# PROBLEM DETAILS
Print out the complete set of records below, exactly as they read.

--- INPUT DATA Enclosed Below ---

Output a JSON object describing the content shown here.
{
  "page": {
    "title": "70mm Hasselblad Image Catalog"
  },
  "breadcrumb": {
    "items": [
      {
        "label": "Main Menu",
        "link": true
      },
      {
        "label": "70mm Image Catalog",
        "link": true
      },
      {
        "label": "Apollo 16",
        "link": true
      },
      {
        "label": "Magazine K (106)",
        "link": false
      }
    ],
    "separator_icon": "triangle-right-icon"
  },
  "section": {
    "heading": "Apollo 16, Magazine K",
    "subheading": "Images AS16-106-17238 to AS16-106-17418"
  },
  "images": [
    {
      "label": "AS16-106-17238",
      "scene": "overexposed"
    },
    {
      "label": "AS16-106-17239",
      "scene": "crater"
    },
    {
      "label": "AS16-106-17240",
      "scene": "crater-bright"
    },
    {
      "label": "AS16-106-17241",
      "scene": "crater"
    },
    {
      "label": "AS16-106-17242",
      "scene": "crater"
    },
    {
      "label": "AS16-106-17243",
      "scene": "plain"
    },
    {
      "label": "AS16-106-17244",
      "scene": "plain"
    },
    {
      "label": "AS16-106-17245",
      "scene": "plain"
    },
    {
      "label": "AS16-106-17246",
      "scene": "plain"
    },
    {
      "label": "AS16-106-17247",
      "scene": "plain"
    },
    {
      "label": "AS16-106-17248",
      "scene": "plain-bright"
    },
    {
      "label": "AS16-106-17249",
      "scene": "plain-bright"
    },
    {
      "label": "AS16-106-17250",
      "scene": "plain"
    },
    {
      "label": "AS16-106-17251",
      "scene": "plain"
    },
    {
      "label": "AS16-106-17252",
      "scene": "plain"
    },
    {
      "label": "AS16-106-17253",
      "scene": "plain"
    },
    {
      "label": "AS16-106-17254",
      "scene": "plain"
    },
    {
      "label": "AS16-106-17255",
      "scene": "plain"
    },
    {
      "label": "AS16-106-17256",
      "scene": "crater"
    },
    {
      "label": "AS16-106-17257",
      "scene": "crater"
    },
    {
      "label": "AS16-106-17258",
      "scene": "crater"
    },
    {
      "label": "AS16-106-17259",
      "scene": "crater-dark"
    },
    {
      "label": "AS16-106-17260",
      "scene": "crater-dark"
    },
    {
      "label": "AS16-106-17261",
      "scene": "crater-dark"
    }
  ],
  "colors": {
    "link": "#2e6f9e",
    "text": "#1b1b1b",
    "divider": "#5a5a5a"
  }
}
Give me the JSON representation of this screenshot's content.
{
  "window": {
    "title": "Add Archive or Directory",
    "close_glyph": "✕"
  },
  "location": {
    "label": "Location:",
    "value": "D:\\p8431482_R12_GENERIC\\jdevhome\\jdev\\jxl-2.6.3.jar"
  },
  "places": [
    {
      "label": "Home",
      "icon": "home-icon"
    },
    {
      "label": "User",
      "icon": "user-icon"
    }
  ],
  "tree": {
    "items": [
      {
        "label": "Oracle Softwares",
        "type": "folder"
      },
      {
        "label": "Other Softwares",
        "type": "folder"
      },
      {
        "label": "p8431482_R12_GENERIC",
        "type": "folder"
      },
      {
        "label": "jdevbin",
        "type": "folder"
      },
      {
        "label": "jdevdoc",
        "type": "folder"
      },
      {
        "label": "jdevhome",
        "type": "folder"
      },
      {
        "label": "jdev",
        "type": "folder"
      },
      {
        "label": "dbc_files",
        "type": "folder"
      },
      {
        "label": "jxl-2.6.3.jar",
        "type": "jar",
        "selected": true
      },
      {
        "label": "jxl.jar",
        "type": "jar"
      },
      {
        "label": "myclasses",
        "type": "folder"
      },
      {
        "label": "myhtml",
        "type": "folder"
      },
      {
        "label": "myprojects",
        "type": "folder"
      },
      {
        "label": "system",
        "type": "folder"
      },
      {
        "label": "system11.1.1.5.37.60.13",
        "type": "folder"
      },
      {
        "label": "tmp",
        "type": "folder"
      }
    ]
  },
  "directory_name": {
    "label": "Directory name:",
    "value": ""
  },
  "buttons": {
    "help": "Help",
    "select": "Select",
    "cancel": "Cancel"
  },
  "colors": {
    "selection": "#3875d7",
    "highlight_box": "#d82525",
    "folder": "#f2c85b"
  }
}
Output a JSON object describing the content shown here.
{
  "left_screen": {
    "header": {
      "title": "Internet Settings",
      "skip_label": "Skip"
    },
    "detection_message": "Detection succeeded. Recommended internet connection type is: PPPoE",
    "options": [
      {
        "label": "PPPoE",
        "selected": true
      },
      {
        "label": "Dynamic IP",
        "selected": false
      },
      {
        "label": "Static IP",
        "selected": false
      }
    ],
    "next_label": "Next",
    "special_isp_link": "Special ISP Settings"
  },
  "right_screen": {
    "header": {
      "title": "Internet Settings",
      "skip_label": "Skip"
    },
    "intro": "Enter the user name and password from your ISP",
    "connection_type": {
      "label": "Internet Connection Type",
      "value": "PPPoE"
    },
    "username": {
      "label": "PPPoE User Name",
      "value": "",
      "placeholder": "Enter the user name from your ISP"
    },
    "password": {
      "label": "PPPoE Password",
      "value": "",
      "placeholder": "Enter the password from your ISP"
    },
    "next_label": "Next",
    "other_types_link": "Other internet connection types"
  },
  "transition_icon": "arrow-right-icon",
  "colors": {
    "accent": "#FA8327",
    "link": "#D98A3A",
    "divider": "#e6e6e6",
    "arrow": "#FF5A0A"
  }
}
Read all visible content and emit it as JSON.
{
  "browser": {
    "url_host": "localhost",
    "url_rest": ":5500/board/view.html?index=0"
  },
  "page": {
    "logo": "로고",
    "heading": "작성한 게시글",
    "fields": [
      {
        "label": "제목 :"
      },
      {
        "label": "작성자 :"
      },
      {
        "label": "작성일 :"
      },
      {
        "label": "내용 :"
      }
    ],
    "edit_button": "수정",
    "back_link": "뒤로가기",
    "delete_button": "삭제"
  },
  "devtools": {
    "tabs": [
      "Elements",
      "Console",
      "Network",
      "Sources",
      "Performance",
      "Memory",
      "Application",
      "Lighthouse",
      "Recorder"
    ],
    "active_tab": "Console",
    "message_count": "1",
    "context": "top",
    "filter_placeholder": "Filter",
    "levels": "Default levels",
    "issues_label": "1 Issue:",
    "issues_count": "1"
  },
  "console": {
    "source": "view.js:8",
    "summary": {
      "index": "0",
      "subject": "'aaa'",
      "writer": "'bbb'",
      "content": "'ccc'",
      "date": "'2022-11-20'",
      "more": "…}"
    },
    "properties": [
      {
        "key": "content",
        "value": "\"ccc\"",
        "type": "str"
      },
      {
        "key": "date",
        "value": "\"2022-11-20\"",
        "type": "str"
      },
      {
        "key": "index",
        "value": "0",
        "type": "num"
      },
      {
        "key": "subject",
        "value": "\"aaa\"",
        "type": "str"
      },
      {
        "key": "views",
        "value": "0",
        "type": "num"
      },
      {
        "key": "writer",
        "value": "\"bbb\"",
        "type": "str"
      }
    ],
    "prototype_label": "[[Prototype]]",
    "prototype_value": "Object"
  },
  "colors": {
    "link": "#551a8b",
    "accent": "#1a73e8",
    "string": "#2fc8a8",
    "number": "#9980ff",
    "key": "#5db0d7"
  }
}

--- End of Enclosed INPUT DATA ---

# FINAL ANSWER
Output a JSON object describing the content shown here.
{
  "page": {
    "title": "70mm Hasselblad Image Catalog"
  },
  "breadcrumb": {
    "items": [
      {
        "label": "Main Menu",
        "link": true
      },
      {
        "label": "70mm Image Catalog",
        "link": true
      },
      {
        "label": "Apollo 16",
        "link": true
      },
      {
        "label": "Magazine K (106)",
        "link": false
      }
    ],
    "separator_icon": "triangle-right-icon"
  },
  "section": {
    "heading": "Apollo 16, Magazine K",
    "subheading": "Images AS16-106-17238 to AS16-106-17418"
  },
  "images": [
    {
      "label": "AS16-106-17238",
      "scene": "overexposed"
    },
    {
      "label": "AS16-106-17239",
      "scene": "crater"
    },
    {
      "label": "AS16-106-17240",
      "scene": "crater-bright"
    },
    {
      "label": "AS16-106-17241",
      "scene": "crater"
    },
    {
      "label": "AS16-106-17242",
      "scene": "crater"
    },
    {
      "label": "AS16-106-17243",
      "scene": "plain"
    },
    {
      "label": "AS16-106-17244",
      "scene": "plain"
    },
    {
      "label": "AS16-106-17245",
      "scene": "plain"
    },
    {
      "label": "AS16-106-17246",
      "scene": "plain"
    },
    {
      "label": "AS16-106-17247",
      "scene": "plain"
    },
    {
      "label": "AS16-106-17248",
      "scene": "plain-bright"
    },
    {
      "label": "AS16-106-17249",
      "scene": "plain-bright"
    },
    {
      "label": "AS16-106-17250",
      "scene": "plain"
    },
    {
      "label": "AS16-106-17251",
      "scene": "plain"
    },
    {
      "label": "AS16-106-17252",
      "scene": "plain"
    },
    {
      "label": "AS16-106-17253",
      "scene": "plain"
    },
    {
      "label": "AS16-106-17254",
      "scene": "plain"
    },
    {
      "label": "AS16-106-17255",
      "scene": "plain"
    },
    {
      "label": "AS16-106-17256",
      "scene": "crater"
    },
    {
      "label": "AS16-106-17257",
      "scene": "crater"
    },
    {
      "label": "AS16-106-17258",
      "scene": "crater"
    },
    {
      "label": "AS16-106-17259",
      "scene": "crater-dark"
    },
    {
      "label": "AS16-106-17260",
      "scene": "crater-dark"
    },
    {
      "label": "AS16-106-17261",
      "scene": "crater-dark"
    }
  ],
  "colors": {
    "link": "#2e6f9e",
    "text": "#1b1b1b",
    "divider": "#5a5a5a"
  }
}
Give me the JSON representation of this screenshot's content.
{
  "window": {
    "title": "Add Archive or Directory",
    "close_glyph": "✕"
  },
  "location": {
    "label": "Location:",
    "value": "D:\\p8431482_R12_GENERIC\\jdevhome\\jdev\\jxl-2.6.3.jar"
  },
  "places": [
    {
      "label": "Home",
      "icon": "home-icon"
    },
    {
      "label": "User",
      "icon": "user-icon"
    }
  ],
  "tree": {
    "items": [
      {
        "label": "Oracle Softwares",
        "type": "folder"
      },
      {
        "label": "Other Softwares",
        "type": "folder"
      },
      {
        "label": "p8431482_R12_GENERIC",
        "type": "folder"
      },
      {
        "label": "jdevbin",
        "type": "folder"
      },
      {
        "label": "jdevdoc",
        "type": "folder"
      },
      {
        "label": "jdevhome",
        "type": "folder"
      },
      {
        "label": "jdev",
        "type": "folder"
      },
      {
        "label": "dbc_files",
        "type": "folder"
      },
      {
        "label": "jxl-2.6.3.jar",
        "type": "jar",
        "selected": true
      },
      {
        "label": "jxl.jar",
        "type": "jar"
      },
      {
        "label": "myclasses",
        "type": "folder"
      },
      {
        "label": "myhtml",
        "type": "folder"
      },
      {
        "label": "myprojects",
        "type": "folder"
      },
      {
        "label": "system",
        "type": "folder"
      },
      {
        "label": "system11.1.1.5.37.60.13",
        "type": "folder"
      },
      {
        "label": "tmp",
        "type": "folder"
      }
    ]
  },
  "directory_name": {
    "label": "Directory name:",
    "value": ""
  },
  "buttons": {
    "help": "Help",
    "select": "Select",
    "cancel": "Cancel"
  },
  "colors": {
    "selection": "#3875d7",
    "highlight_box": "#d82525",
    "folder": "#f2c85b"
  }
}
Output a JSON object describing the content shown here.
{
  "left_screen": {
    "header": {
      "title": "Internet Settings",
      "skip_label": "Skip"
    },
    "detection_message": "Detection succeeded. Recommended internet connection type is: PPPoE",
    "options": [
      {
        "label": "PPPoE",
        "selected": true
      },
      {
        "label": "Dynamic IP",
        "selected": false
      },
      {
        "label": "Static IP",
        "selected": false
      }
    ],
    "next_label": "Next",
    "special_isp_link": "Special ISP Settings"
  },
  "right_screen": {
    "header": {
      "title": "Internet Settings",
      "skip_label": "Skip"
    },
    "intro": "Enter the user name and password from your ISP",
    "connection_type": {
      "label": "Internet Connection Type",
      "value": "PPPoE"
    },
    "username": {
      "label": "PPPoE User Name",
      "value": "",
      "placeholder": "Enter the user name from your ISP"
    },
    "password": {
      "label": "PPPoE Password",
      "value": "",
      "placeholder": "Enter the password from your ISP"
    },
    "next_label": "Next",
    "other_types_link": "Other internet connection types"
  },
  "transition_icon": "arrow-right-icon",
  "colors": {
    "accent": "#FA8327",
    "link": "#D98A3A",
    "divider": "#e6e6e6",
    "arrow": "#FF5A0A"
  }
}
Read all visible content and emit it as JSON.
{
  "browser": {
    "url_host": "localhost",
    "url_rest": ":5500/board/view.html?index=0"
  },
  "page": {
    "logo": "로고",
    "heading": "작성한 게시글",
    "fields": [
      {
        "label": "제목 :"
      },
      {
        "label": "작성자 :"
      },
      {
        "label": "작성일 :"
      },
      {
        "label": "내용 :"
      }
    ],
    "edit_button": "수정",
    "back_link": "뒤로가기",
    "delete_button": "삭제"
  },
  "devtools": {
    "tabs": [
      "Elements",
      "Console",
      "Network",
      "Sources",
      "Performance",
      "Memory",
      "Application",
      "Lighthouse",
      "Recorder"
    ],
    "active_tab": "Console",
    "message_count": "1",
    "context": "top",
    "filter_placeholder": "Filter",
    "levels": "Default levels",
    "issues_label": "1 Issue:",
    "issues_count": "1"
  },
  "console": {
    "source": "view.js:8",
    "summary": {
      "index": "0",
      "subject": "'aaa'",
      "writer": "'bbb'",
      "content": "'ccc'",
      "date": "'2022-11-20'",
      "more": "…}"
    },
    "properties": [
      {
        "key": "content",
        "value": "\"ccc\"",
        "type": "str"
      },
      {
        "key": "date",
        "value": "\"2022-11-20\"",
        "type": "str"
      },
      {
        "key": "index",
        "value": "0",
        "type": "num"
      },
      {
        "key": "subject",
        "value": "\"aaa\"",
        "type": "str"
      },
      {
        "key": "views",
        "value": "0",
        "type": "num"
      },
      {
        "key": "writer",
        "value": "\"bbb\"",
        "type": "str"
      }
    ],
    "prototype_label": "[[Prototype]]",
    "prototype_value": "Object"
  },
  "colors": {
    "link": "#551a8b",
    "accent": "#1a73e8",
    "string": "#2fc8a8",
    "number": "#9980ff",
    "key": "#5db0d7"
  }
}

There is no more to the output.